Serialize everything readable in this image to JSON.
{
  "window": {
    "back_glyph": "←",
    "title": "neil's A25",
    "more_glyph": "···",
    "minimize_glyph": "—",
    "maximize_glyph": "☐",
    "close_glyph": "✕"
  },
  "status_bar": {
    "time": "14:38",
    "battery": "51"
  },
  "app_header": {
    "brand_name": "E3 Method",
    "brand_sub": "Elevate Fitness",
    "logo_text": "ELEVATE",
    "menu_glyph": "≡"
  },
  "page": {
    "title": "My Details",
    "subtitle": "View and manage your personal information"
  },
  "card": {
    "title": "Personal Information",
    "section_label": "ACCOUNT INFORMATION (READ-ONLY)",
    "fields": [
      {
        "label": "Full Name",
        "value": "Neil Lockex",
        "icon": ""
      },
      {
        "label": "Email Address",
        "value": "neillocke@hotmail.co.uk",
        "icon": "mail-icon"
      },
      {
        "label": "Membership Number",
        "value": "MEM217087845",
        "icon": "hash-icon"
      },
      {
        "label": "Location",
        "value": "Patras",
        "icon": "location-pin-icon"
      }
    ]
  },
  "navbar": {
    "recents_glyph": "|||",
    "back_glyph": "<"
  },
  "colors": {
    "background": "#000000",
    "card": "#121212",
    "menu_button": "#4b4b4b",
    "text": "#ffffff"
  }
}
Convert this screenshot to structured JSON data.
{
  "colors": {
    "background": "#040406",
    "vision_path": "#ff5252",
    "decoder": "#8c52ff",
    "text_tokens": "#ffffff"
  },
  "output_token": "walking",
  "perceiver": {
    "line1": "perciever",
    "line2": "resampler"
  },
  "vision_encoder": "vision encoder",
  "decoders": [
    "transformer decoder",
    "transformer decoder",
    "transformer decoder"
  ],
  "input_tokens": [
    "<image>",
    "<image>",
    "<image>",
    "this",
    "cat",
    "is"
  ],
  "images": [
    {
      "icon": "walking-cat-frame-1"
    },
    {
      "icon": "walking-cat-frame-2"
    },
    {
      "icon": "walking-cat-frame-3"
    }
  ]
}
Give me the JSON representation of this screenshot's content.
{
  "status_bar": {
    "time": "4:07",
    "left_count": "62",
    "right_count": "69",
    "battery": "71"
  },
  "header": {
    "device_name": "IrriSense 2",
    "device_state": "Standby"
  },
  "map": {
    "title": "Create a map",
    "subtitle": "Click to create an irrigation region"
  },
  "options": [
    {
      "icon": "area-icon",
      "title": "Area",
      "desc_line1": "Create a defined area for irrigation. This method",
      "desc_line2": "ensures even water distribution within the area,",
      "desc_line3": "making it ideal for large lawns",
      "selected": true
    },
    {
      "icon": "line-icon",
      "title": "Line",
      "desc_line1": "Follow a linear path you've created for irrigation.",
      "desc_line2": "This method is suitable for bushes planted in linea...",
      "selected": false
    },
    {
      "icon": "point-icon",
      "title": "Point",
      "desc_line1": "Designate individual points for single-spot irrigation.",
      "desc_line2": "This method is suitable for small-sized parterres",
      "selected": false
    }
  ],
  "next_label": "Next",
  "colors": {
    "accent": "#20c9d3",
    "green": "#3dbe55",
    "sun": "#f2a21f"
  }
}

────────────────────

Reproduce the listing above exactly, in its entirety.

FINISHED TASK.
Serialize everything readable in this image to JSON.
{
  "window": {
    "back_glyph": "←",
    "title": "neil's A25",
    "more_glyph": "···",
    "minimize_glyph": "—",
    "maximize_glyph": "☐",
    "close_glyph": "✕"
  },
  "status_bar": {
    "time": "14:38",
    "battery": "51"
  },
  "app_header": {
    "brand_name": "E3 Method",
    "brand_sub": "Elevate Fitness",
    "logo_text": "ELEVATE",
    "menu_glyph": "≡"
  },
  "page": {
    "title": "My Details",
    "subtitle": "View and manage your personal information"
  },
  "card": {
    "title": "Personal Information",
    "section_label": "ACCOUNT INFORMATION (READ-ONLY)",
    "fields": [
      {
        "label": "Full Name",
        "value": "Neil Lockex",
        "icon": ""
      },
      {
        "label": "Email Address",
        "value": "neillocke@hotmail.co.uk",
        "icon": "mail-icon"
      },
      {
        "label": "Membership Number",
        "value": "MEM217087845",
        "icon": "hash-icon"
      },
      {
        "label": "Location",
        "value": "Patras",
        "icon": "location-pin-icon"
      }
    ]
  },
  "navbar": {
    "recents_glyph": "|||",
    "back_glyph": "<"
  },
  "colors": {
    "background": "#000000",
    "card": "#121212",
    "menu_button": "#4b4b4b",
    "text": "#ffffff"
  }
}
Convert this screenshot to structured JSON data.
{
  "colors": {
    "background": "#040406",
    "vision_path": "#ff5252",
    "decoder": "#8c52ff",
    "text_tokens": "#ffffff"
  },
  "output_token": "walking",
  "perceiver": {
    "line1": "perciever",
    "line2": "resampler"
  },
  "vision_encoder": "vision encoder",
  "decoders": [
    "transformer decoder",
    "transformer decoder",
    "transformer decoder"
  ],
  "input_tokens": [
    "<image>",
    "<image>",
    "<image>",
    "this",
    "cat",
    "is"
  ],
  "images": [
    {
      "icon": "walking-cat-frame-1"
    },
    {
      "icon": "walking-cat-frame-2"
    },
    {
      "icon": "walking-cat-frame-3"
    }
  ]
}
Give me the JSON representation of this screenshot's content.
{
  "status_bar": {
    "time": "4:07",
    "left_count": "62",
    "right_count": "69",
    "battery": "71"
  },
  "header": {
    "device_name": "IrriSense 2",
    "device_state": "Standby"
  },
  "map": {
    "title": "Create a map",
    "subtitle": "Click to create an irrigation region"
  },
  "options": [
    {
      "icon": "area-icon",
      "title": "Area",
      "desc_line1": "Create a defined area for irrigation. This method",
      "desc_line2": "ensures even water distribution within the area,",
      "desc_line3": "making it ideal for large lawns",
      "selected": true
    },
    {
      "icon": "line-icon",
      "title": "Line",
      "desc_line1": "Follow a linear path you've created for irrigation.",
      "desc_line2": "This method is suitable for bushes planted in linea...",
      "selected": false
    },
    {
      "icon": "point-icon",
      "title": "Point",
      "desc_line1": "Designate individual points for single-spot irrigation.",
      "desc_line2": "This method is suitable for small-sized parterres",
      "selected": false
    }
  ],
  "next_label": "Next",
  "colors": {
    "accent": "#20c9d3",
    "green": "#3dbe55",
    "sun": "#f2a21f"
  }
}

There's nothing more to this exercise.